The idea of the conjecture is that you define an $$n$$-sided die by sampling uniformly with replacement $$n$$ numbers from $$1, 2,3,\dots,n$$ as the numbers on the sides, with the constraint that the numbers have to add up to $$n(n+1)/2$$. Rolling such a die $$M$$ times samples $$M$$ observations from a distribution on $$1,2,3,\\dots, n$$ with mean $$(n+1)/2$$.  You construct three such dice, $$A$$, $$B$$, and $$C$$.  Their distributions have the same mean, so the $$t$$-test would have no ability to distinguish data from the three distributions, no matter how large $$M$$ was. But the Wilcoxon test probably would.
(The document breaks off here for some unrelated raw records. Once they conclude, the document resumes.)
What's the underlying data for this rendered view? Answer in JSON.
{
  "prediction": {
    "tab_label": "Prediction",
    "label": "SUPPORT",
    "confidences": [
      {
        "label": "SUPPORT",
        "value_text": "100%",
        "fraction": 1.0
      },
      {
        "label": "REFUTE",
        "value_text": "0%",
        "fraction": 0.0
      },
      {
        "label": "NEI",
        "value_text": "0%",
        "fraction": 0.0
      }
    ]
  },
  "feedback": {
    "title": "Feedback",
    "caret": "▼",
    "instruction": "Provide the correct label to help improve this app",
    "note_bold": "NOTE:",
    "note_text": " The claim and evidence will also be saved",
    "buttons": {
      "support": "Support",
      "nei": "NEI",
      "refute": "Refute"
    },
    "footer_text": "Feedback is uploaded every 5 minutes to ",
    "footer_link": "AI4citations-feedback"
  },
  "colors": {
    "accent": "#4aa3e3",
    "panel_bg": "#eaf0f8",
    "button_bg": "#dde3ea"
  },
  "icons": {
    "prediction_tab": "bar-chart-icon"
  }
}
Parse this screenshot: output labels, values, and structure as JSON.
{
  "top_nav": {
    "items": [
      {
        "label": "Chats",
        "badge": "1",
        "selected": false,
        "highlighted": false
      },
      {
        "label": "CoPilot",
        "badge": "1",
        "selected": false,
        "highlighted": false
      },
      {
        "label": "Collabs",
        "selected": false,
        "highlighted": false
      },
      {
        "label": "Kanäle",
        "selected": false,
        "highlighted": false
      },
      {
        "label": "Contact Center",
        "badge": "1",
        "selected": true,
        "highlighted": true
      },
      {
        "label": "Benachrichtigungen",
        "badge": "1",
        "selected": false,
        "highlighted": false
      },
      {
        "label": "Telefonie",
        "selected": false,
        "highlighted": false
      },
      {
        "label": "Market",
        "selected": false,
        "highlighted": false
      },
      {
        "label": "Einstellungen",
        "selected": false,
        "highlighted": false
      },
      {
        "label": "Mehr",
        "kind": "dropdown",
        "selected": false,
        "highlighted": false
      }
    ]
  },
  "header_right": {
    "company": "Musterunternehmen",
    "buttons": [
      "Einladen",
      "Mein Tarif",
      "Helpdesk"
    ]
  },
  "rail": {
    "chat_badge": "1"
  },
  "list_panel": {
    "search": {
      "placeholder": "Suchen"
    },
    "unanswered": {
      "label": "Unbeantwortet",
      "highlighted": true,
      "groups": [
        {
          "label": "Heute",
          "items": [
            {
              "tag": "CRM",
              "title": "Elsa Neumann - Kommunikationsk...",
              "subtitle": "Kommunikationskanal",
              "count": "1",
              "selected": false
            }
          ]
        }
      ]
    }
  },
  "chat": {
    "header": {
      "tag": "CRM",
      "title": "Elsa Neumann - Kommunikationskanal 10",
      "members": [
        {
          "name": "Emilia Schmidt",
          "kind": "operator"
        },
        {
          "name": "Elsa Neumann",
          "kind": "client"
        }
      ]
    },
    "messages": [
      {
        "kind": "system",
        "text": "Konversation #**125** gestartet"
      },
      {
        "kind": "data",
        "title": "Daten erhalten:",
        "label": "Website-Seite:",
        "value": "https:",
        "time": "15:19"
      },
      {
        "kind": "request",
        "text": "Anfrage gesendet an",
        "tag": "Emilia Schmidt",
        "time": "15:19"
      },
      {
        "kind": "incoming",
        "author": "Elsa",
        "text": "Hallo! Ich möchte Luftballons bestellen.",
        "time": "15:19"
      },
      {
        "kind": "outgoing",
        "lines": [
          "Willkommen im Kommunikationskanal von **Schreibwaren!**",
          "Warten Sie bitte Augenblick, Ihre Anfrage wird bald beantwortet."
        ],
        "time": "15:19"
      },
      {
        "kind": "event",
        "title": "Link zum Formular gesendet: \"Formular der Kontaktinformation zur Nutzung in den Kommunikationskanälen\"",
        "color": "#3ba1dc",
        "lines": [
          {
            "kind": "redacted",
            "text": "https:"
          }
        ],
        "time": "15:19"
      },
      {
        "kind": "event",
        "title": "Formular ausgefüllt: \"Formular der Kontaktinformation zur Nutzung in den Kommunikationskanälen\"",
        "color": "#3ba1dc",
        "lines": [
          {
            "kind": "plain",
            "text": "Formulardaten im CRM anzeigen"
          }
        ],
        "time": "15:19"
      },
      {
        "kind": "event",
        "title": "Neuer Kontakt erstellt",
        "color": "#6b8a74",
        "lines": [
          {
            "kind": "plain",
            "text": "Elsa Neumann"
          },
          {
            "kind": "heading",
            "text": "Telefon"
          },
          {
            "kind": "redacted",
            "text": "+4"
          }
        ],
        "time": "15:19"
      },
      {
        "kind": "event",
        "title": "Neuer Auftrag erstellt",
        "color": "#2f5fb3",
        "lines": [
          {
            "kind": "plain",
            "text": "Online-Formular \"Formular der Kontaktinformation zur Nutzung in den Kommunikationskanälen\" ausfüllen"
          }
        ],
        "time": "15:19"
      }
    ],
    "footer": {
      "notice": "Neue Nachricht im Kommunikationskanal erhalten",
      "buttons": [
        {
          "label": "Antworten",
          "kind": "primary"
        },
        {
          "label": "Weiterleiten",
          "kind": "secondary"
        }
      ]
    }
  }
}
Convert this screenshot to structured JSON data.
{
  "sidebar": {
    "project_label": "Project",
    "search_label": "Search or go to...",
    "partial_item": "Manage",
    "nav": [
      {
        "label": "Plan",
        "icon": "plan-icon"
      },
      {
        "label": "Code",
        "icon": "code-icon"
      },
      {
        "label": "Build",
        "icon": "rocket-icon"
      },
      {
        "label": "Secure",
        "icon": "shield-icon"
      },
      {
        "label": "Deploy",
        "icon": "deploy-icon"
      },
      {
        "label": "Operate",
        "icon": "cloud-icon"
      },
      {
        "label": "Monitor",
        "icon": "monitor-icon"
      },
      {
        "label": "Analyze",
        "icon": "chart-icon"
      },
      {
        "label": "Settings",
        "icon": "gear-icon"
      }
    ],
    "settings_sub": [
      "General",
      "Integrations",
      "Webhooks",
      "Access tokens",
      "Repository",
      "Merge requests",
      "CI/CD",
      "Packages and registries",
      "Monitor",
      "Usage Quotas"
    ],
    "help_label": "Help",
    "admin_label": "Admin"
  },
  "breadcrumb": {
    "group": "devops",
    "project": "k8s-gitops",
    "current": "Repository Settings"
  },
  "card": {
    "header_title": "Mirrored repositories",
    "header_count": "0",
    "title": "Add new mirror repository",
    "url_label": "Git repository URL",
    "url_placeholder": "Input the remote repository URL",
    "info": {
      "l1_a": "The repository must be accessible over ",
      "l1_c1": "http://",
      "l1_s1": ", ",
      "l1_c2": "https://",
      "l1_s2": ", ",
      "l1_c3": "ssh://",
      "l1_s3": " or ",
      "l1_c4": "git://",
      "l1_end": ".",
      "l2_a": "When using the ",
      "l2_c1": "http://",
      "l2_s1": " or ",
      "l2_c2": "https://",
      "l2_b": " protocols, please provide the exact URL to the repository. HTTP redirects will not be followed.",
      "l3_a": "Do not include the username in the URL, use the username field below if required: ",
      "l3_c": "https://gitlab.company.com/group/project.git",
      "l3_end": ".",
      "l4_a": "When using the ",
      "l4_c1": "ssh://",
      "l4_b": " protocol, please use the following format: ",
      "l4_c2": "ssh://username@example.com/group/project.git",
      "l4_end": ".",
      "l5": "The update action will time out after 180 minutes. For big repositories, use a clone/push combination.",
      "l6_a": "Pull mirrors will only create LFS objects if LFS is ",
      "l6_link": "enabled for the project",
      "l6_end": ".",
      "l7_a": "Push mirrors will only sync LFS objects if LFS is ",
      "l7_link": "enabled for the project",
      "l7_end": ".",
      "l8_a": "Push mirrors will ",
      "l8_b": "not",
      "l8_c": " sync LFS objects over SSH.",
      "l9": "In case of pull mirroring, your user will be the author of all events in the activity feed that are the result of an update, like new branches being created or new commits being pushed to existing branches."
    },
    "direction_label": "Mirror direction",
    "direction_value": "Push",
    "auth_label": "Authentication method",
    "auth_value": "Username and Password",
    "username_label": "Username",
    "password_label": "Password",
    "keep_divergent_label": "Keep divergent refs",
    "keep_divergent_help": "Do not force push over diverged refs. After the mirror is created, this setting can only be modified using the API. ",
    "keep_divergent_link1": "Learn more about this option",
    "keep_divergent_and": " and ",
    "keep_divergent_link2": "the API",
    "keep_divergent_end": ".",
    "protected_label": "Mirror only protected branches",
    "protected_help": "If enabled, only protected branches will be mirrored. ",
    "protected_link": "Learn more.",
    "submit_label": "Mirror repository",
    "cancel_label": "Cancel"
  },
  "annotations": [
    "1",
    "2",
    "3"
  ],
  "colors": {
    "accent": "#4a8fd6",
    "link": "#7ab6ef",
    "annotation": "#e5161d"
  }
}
It’s assumed, but not yet proved, that the probability of a tie according to the Wilcoxon test goes to zero as $$n\to\infty$$.
The interesting conjecture is that if you see $$A$$ beat $$B$$ and $$B$$ beat $$C$$ according to the Wilcoxon test, the probability that $$A$$ beats $$C$$ goes to 1/2 as $$n$$ goes to infinity.   That is, given equal means, the Wilcoxon test is basically as non-transitive as possible.